The Environmental Protection Agency said Friday it is in the process of how it will be prioritizing and evaluating chemicals — ones that had been grandfathered under earlier laws but had failed to require companies to provide data on the chemicals they produced. The final processes are to be in place before June 22, 2017, all to comply with the Toxic Substances Control Act.
“After 40 years we can finally address chemicals currently in the marketplace,” said Jim Jones, EPA’s Assistant Administrator for the Office of Chemical Safety and Pollution Prevention, in a statement. “Today’s action will set into motion a process to quickly evaluate chemicals and meet deadlines required under, and essential to, implementing the new law.”
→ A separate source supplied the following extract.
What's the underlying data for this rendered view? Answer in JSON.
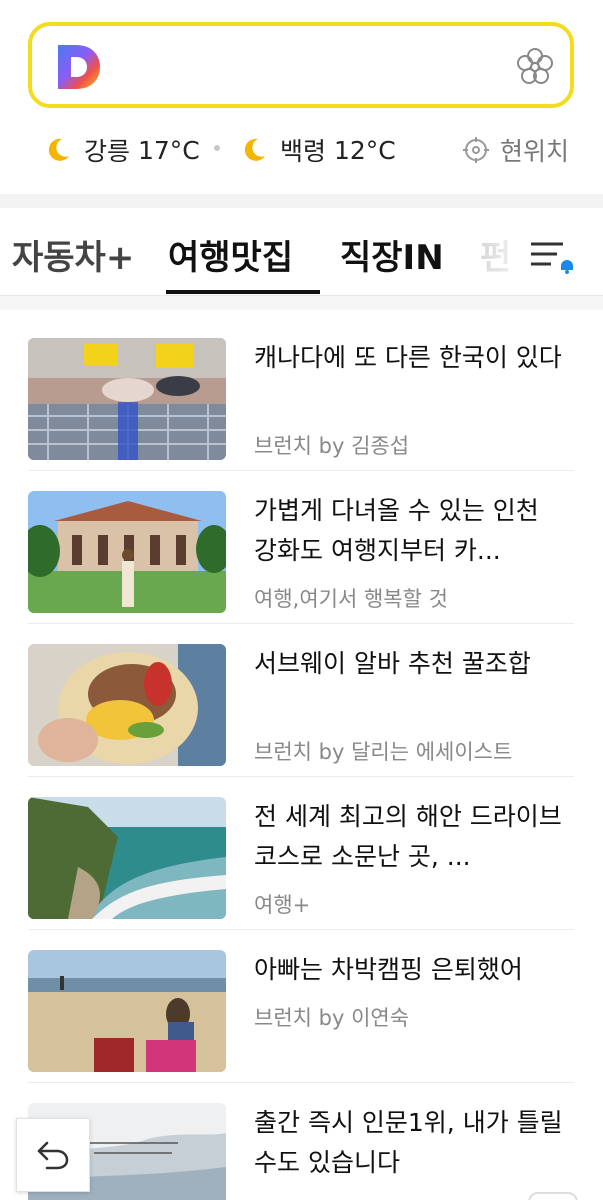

To achieve that, EPA is proposing an inventory rule, a prioritization rule and a risk evaluation rule. Briefly, the former will require manufacturers, including importers, to notify EPA and the public on the number of chemicals still being produced.
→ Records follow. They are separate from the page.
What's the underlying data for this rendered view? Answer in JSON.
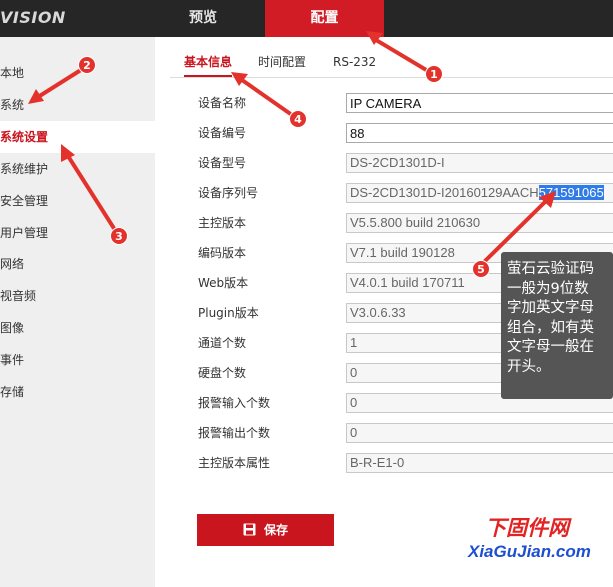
{
  "header": {
    "brand": "VISION",
    "nav": [
      "预览",
      "配置"
    ],
    "active_nav": "配置"
  },
  "sidebar": {
    "items": [
      {
        "label": "本地"
      },
      {
        "label": "系统"
      },
      {
        "label": "系统设置",
        "active": true
      },
      {
        "label": "系统维护"
      },
      {
        "label": "安全管理"
      },
      {
        "label": "用户管理"
      },
      {
        "label": "网络"
      },
      {
        "label": "视音频"
      },
      {
        "label": "图像"
      },
      {
        "label": "事件"
      },
      {
        "label": "存储"
      }
    ]
  },
  "tabs": [
    {
      "label": "基本信息",
      "active": true
    },
    {
      "label": "时间配置"
    },
    {
      "label": "RS-232"
    }
  ],
  "form": {
    "rows": [
      {
        "label": "设备名称",
        "value": "IP CAMERA"
      },
      {
        "label": "设备编号",
        "value": "88"
      },
      {
        "label": "设备型号",
        "value": "DS-2CD1301D-I"
      },
      {
        "label": "设备序列号",
        "value_prefix": "DS-2CD1301D-I20160129AACH",
        "value_selected": "571591065"
      },
      {
        "label": "主控版本",
        "value": "V5.5.800 build 210630"
      },
      {
        "label": "编码版本",
        "value": "V7.1 build 190128"
      },
      {
        "label": "Web版本",
        "value": "V4.0.1 build 170711"
      },
      {
        "label": "Plugin版本",
        "value": "V3.0.6.33"
      },
      {
        "label": "通道个数",
        "value": "1"
      },
      {
        "label": "硬盘个数",
        "value": "0"
      },
      {
        "label": "报警输入个数",
        "value": "0"
      },
      {
        "label": "报警输出个数",
        "value": "0"
      },
      {
        "label": "主控版本属性",
        "value": "B-R-E1-0"
      }
    ],
    "save_label": "保存"
  },
  "annotations": {
    "badges": [
      "1",
      "2",
      "3",
      "4",
      "5"
    ],
    "callout_lines": [
      "萤石云验证码",
      "一般为9位数",
      "字加英文字母",
      "组合，如有英",
      "文字母一般在",
      "开头。"
    ],
    "color": "#e3322b"
  },
  "watermark": {
    "cn": "下固件网",
    "en": "XiaGuJian.com"
  },
  "colors": {
    "accent": "#c9151e",
    "topbar": "#262626",
    "sidebar": "#efefef",
    "selection": "#2f7ce8"
  }
}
EPA will then have to prioritize the chemicals for evaluation using a risk-based screening process before deciding which ones carry a high or low priority. If it is a high risk, it must undergo evaluation. And, the risk evaluation rule will identify the steps it is taking to review chemicals, including the publishing the scope of how each one has been evaluated.
It’s a big task with greater than 85,000 chemicals on EPA’s inventory. If it identifies an unreasonable risk, it must eliminate that hazard. The agency is accepting comments for the next 60 days.
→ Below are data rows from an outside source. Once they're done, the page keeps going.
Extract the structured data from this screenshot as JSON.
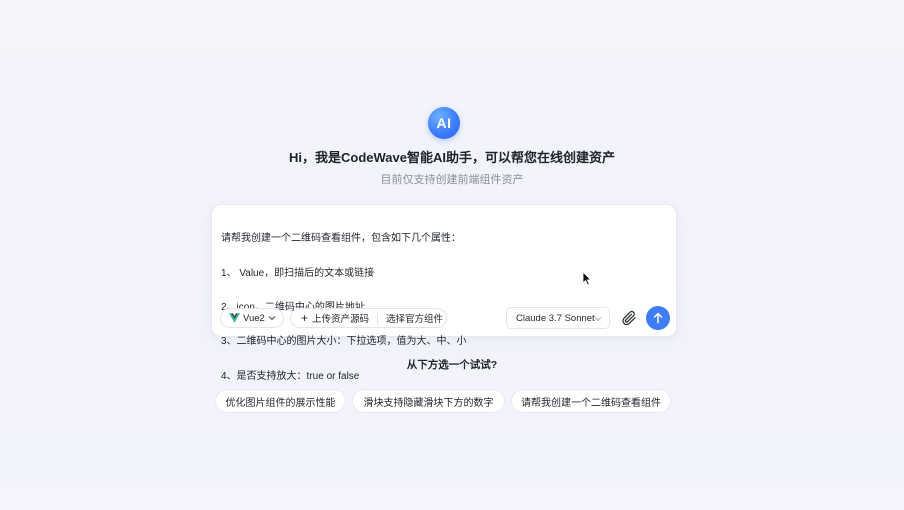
{
  "header": {
    "logo_text": "AI",
    "title": "Hi，我是CodeWave智能AI助手，可以帮您在线创建资产",
    "subtitle": "目前仅支持创建前端组件资产"
  },
  "prompt": {
    "lines": [
      "请帮我创建一个二维码查看组件，包含如下几个属性：",
      "1、 Value，即扫描后的文本或链接",
      "2、icon，二维码中心的图片地址",
      "3、二维码中心的图片大小：下拉选项，值为大、中、小",
      "4、是否支持放大：true or false"
    ]
  },
  "toolbar": {
    "framework_label": "Vue2",
    "upload_label": "上传资产源码",
    "official_label": "选择官方组件",
    "model_label": "Claude 3.7 Sonnet"
  },
  "suggestions": {
    "title": "从下方选一个试试?",
    "items": [
      "优化图片组件的展示性能",
      "滑块支持隐藏滑块下方的数字",
      "请帮我创建一个二维码查看组件"
    ]
  },
  "icons": {
    "logo": "ai-logo-icon",
    "vue": "vue-logo-icon",
    "plus": "plus-icon",
    "attach": "paperclip-icon",
    "send": "arrow-up-icon",
    "chevron": "chevron-down-icon"
  },
  "colors": {
    "accent": "#3f7cf7",
    "vue_green": "#41b883",
    "vue_dark": "#35495e"
  }
}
On Thursday, the agency said its that toxic chemicals released into the air fell by 56% from 2005-2015 at industrial facilities submitting data to the Toxic Substance Control Act.
The report shows an 8% decrease from 2014 to 2015 at facilities reporting to the program contributed to this ten-year decline, it said. Hydrochloric acid, sulfuric acid, toluene and mercury were among chemicals with significantly lower air releases at TRI-covered facilities.